Celiac disease is classically manifested in the gastrointestinal (GI) tract but extraintestinal symptoms, such as dermatitis herpetiformis (DH), are also common. Besides several well-known shared genetic risk factors and an environmental trigger, gliadin, factors determining the clinical outcome of the disease are not known. In this study, the role of duodenal microbiota in the celiac disease outcome was studied by analyzing mucosa-associated microbiota in celiac disease patients with a variety of intestinal and extraintestinal symptoms.
Microbiota in duodenal biopsy samples obtained from 33 patients with celiac disease with GI, DH, anemia, or mixed symptoms, as well as screen-detected asymptomatic celiac disease and 18 control subjects were analyzed using PCR denaturing gradient gel electrophoresis and a subset of samples additionally by the 16S ribosomal RNA gene sequencing.
The composition and diversity of mucosal microbiota was associated with the manifestation of celiac disease when analyzed using PCR denaturing gradient gel electrophoresis and the 16S ribosomal RNA gene sequencing. The patients with celiac disease with GI symptoms or anemia had lower microbial diversity than those with DH. Moreover, the patients with GI symptoms had different intestinal microbiota composition and structure, dominated by Proteobacteria, in comparison to those with DH or control subjects (patients with dyspepsia). The relatively similar intestinal microbiota composition in the control subjects and those with DH was characterized by the high abundance of Firmicutes.
The two common outcomes of celiac disease, classical GI and extraintestinal manifestations, had marked differences on the diversity and composition of intestinal microbiota. This association suggested that intestinal microbiota may have a role in the manifestation of the disease.
Article first published online 8 March 2013
*Finnish Red Cross Blood Service, Helsinki, Finland
†Department of Gastroenterology and Alimentary Tract Surgery, Tampere University Hospital and School of Medicine, University of Tampere, Tampere, Finland
‡Pediatric Research Center, Tampere University Hospital, University of Tampere, Tampere, Finland.

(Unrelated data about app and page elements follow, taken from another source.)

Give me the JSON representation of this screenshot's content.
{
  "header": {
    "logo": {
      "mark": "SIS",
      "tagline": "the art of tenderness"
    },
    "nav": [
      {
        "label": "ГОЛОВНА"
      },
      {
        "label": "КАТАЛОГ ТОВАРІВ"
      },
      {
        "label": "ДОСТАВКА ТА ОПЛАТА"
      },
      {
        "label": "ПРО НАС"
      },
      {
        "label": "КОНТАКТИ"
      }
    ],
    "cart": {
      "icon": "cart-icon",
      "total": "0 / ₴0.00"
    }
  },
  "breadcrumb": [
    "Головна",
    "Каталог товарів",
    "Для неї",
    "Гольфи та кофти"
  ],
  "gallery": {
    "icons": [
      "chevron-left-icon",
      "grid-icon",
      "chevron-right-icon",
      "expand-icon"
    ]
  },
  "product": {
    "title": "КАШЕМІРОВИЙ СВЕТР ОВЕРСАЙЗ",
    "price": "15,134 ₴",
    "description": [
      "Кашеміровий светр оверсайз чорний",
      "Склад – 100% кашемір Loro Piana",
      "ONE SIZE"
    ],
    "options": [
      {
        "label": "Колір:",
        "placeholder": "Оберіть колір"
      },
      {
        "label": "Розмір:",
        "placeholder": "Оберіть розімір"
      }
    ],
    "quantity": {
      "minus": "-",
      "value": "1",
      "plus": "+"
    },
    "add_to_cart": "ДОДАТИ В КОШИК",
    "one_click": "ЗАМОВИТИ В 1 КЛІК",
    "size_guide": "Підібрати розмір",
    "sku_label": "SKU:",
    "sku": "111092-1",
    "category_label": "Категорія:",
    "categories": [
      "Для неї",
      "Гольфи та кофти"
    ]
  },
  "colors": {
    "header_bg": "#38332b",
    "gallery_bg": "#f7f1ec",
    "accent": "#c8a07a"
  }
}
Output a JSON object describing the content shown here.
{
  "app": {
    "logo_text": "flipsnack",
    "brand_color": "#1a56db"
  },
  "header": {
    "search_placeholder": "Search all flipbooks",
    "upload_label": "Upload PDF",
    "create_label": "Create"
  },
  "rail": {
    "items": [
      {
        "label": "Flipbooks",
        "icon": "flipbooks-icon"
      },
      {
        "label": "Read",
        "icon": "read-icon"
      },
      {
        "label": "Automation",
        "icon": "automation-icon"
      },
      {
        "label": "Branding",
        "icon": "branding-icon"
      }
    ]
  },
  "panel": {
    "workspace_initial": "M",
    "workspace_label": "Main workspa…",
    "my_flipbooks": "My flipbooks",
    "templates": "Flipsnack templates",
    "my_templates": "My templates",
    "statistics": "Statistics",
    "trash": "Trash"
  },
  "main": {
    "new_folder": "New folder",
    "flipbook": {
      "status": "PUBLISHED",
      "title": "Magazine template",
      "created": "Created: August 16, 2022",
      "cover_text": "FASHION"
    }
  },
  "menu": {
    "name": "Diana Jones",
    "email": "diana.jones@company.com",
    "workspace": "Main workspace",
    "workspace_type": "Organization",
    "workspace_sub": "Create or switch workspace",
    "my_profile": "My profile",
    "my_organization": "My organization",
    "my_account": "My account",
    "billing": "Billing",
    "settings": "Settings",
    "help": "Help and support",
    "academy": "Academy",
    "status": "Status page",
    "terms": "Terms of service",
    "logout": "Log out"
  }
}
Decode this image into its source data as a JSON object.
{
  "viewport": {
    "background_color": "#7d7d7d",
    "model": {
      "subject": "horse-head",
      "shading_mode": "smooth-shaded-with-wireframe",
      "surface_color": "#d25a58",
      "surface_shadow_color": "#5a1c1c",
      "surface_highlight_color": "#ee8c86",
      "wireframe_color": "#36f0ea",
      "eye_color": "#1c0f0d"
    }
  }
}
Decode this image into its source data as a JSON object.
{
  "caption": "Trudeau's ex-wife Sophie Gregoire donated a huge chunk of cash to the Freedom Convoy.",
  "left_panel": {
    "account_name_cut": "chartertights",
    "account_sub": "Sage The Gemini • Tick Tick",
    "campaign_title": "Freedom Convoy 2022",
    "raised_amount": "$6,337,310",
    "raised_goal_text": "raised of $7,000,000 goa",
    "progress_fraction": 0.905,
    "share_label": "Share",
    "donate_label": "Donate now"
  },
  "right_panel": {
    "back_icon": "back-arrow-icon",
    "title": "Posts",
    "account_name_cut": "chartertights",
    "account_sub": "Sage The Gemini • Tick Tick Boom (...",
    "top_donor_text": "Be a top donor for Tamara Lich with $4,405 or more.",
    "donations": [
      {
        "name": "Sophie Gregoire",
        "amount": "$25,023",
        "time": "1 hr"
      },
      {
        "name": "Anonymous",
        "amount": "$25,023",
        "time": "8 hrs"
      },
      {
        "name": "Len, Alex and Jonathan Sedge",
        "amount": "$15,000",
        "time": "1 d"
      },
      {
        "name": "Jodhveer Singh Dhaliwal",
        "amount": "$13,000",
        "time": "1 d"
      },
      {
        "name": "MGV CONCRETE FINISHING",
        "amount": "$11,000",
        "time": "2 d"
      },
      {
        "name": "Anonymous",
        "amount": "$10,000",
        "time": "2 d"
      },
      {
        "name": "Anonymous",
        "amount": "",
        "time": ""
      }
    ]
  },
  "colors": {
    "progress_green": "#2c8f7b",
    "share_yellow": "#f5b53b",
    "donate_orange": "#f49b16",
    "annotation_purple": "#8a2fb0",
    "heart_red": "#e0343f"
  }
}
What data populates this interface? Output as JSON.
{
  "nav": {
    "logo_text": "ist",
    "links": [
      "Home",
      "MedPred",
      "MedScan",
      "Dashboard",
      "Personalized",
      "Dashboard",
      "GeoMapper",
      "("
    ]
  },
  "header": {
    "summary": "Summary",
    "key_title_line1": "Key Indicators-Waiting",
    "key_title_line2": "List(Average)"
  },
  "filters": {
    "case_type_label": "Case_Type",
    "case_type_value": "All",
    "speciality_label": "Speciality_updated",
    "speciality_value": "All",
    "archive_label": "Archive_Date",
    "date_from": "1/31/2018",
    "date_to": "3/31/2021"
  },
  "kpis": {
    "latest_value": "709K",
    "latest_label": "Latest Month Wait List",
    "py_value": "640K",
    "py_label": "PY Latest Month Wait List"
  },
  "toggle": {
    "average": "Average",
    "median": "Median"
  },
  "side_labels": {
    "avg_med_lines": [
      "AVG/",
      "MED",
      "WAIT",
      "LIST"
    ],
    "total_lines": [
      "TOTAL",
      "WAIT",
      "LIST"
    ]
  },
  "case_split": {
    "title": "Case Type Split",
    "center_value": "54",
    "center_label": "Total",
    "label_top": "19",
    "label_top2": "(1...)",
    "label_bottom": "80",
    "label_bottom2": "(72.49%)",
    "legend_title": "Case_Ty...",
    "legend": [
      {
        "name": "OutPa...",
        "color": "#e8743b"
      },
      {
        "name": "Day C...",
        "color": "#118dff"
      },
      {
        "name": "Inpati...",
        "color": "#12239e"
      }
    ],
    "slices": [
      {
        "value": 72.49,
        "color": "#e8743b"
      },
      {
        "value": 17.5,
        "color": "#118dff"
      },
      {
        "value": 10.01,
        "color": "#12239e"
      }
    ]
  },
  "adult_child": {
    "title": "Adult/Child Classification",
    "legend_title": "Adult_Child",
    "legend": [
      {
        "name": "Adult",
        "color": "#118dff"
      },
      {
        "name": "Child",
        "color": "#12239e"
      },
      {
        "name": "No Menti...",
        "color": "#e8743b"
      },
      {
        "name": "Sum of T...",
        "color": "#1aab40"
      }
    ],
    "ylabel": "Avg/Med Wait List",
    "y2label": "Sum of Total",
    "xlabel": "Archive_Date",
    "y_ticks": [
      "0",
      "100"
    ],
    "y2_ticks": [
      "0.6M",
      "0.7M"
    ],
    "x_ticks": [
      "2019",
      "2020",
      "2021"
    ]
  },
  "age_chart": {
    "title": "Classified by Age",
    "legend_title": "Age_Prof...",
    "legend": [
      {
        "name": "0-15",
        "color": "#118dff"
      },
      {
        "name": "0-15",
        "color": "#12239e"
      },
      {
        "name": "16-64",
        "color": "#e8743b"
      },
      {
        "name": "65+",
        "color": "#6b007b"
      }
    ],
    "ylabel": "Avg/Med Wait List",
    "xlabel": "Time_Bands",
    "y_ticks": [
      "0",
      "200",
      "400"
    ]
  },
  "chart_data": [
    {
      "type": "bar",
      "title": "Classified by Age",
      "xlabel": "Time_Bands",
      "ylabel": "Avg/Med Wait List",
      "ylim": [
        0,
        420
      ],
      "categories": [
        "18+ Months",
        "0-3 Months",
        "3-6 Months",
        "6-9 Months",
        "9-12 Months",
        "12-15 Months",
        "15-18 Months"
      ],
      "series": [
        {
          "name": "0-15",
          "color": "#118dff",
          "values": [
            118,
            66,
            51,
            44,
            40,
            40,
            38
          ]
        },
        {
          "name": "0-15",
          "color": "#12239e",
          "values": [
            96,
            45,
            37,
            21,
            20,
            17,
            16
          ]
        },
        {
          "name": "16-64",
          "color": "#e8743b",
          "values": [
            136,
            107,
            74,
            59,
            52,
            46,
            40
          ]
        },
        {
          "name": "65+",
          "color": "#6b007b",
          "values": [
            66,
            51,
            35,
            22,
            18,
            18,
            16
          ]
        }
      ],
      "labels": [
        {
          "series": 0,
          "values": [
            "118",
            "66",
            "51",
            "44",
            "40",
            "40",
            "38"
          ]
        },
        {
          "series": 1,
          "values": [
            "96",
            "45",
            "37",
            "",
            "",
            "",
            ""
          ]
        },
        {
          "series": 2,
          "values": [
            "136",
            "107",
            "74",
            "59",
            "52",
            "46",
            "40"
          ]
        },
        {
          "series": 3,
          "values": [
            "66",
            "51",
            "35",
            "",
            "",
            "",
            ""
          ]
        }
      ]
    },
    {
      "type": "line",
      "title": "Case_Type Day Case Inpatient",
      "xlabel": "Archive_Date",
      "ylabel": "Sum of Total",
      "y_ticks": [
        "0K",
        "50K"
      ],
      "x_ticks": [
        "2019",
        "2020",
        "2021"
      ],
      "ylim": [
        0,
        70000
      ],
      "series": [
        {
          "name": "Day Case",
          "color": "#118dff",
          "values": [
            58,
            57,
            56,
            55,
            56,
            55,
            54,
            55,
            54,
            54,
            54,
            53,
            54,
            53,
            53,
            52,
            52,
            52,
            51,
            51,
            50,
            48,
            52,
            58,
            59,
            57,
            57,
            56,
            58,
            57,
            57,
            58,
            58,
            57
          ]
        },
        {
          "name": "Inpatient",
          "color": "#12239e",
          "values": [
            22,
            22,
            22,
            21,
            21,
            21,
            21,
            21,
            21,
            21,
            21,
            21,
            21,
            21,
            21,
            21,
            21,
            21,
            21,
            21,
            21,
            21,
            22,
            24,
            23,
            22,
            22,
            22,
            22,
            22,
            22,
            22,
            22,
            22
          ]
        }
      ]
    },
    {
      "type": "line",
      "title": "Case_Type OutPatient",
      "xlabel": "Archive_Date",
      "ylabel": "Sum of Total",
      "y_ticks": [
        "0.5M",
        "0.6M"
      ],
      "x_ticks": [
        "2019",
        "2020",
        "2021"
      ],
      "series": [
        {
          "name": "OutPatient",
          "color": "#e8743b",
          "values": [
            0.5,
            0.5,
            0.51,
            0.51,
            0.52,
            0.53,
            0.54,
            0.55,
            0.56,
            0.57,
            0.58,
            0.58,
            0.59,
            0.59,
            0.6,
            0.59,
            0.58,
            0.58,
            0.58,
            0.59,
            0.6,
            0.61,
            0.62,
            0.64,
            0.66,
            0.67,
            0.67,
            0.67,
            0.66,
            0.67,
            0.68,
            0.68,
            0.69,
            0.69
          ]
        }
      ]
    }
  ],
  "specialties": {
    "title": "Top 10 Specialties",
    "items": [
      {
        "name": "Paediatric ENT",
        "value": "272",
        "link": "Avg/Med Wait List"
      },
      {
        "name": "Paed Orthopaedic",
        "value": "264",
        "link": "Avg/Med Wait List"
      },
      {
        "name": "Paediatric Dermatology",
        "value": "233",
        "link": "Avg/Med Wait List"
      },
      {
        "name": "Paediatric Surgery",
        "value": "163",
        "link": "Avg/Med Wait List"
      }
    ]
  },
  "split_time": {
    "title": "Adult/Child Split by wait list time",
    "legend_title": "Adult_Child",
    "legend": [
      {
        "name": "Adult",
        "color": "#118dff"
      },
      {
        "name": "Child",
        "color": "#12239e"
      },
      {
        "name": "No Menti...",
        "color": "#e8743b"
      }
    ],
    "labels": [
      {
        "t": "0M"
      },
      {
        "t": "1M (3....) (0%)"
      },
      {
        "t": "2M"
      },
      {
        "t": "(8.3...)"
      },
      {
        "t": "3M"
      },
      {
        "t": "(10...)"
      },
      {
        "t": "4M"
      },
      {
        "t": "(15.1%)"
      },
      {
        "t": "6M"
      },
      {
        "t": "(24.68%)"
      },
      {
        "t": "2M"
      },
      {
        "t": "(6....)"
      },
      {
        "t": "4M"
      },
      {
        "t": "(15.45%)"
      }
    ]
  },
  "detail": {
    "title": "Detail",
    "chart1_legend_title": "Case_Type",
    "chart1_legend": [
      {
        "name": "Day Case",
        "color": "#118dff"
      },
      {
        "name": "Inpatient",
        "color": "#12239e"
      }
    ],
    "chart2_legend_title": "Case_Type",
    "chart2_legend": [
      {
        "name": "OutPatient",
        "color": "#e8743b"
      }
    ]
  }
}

Reprints: Pirjo Wacklin, PhD, Kivihaantie 7, 00310 Helsinki, Finland (e-mail: firstname.lastname@example.org).
Supported by the SalWe Research Program for IMO (Tekes—the Finnish Funding Agency for Technology and Innovation grant 648/10), the Academy of Finland, the Sigrid Juselius Foundation, and the Competitive Research Funding (EVO) of the Tampere University Hospital and Helsinki and Uusimaa Hospital district.
The authors have no conflicts of interest to disclose.
Received June 20, 2012
Accepted July 30, 2012